→ REQUIRED ACTION: Your reply should consist of one number: how many lines below contain "this".

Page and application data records
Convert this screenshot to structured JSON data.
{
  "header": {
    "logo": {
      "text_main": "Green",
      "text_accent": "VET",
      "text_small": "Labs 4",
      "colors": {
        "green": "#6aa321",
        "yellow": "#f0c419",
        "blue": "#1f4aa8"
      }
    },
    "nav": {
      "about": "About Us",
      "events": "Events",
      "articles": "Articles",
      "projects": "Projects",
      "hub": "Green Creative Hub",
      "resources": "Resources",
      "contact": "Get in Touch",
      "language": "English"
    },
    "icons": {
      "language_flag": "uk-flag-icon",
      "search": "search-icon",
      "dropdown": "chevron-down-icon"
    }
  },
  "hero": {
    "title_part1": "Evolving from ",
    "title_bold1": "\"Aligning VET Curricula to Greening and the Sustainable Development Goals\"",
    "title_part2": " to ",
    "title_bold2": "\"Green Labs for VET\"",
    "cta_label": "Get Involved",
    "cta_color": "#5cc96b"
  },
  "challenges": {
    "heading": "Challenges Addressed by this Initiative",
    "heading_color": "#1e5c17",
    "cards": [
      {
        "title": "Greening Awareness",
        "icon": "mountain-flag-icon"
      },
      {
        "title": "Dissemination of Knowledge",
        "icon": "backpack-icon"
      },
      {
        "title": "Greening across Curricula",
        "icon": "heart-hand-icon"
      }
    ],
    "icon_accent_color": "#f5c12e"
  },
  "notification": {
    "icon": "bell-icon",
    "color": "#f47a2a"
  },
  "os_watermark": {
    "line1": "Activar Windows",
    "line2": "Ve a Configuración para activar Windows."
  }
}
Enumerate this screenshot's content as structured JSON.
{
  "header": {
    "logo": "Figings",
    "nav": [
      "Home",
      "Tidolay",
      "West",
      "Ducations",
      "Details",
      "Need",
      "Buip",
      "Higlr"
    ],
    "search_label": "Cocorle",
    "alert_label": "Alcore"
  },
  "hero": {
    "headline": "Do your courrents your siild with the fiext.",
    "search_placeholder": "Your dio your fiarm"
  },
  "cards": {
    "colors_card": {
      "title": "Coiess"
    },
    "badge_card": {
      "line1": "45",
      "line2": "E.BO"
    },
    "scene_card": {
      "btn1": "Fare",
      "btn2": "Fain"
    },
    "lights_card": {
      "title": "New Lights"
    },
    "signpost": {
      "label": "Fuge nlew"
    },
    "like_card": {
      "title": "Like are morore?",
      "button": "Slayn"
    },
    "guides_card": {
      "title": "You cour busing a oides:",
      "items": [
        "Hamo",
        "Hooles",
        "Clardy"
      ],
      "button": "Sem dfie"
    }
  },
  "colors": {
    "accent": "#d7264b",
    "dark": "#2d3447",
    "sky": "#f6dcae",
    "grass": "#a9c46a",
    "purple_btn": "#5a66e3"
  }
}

→ OUTPUT OF THE TASK: 3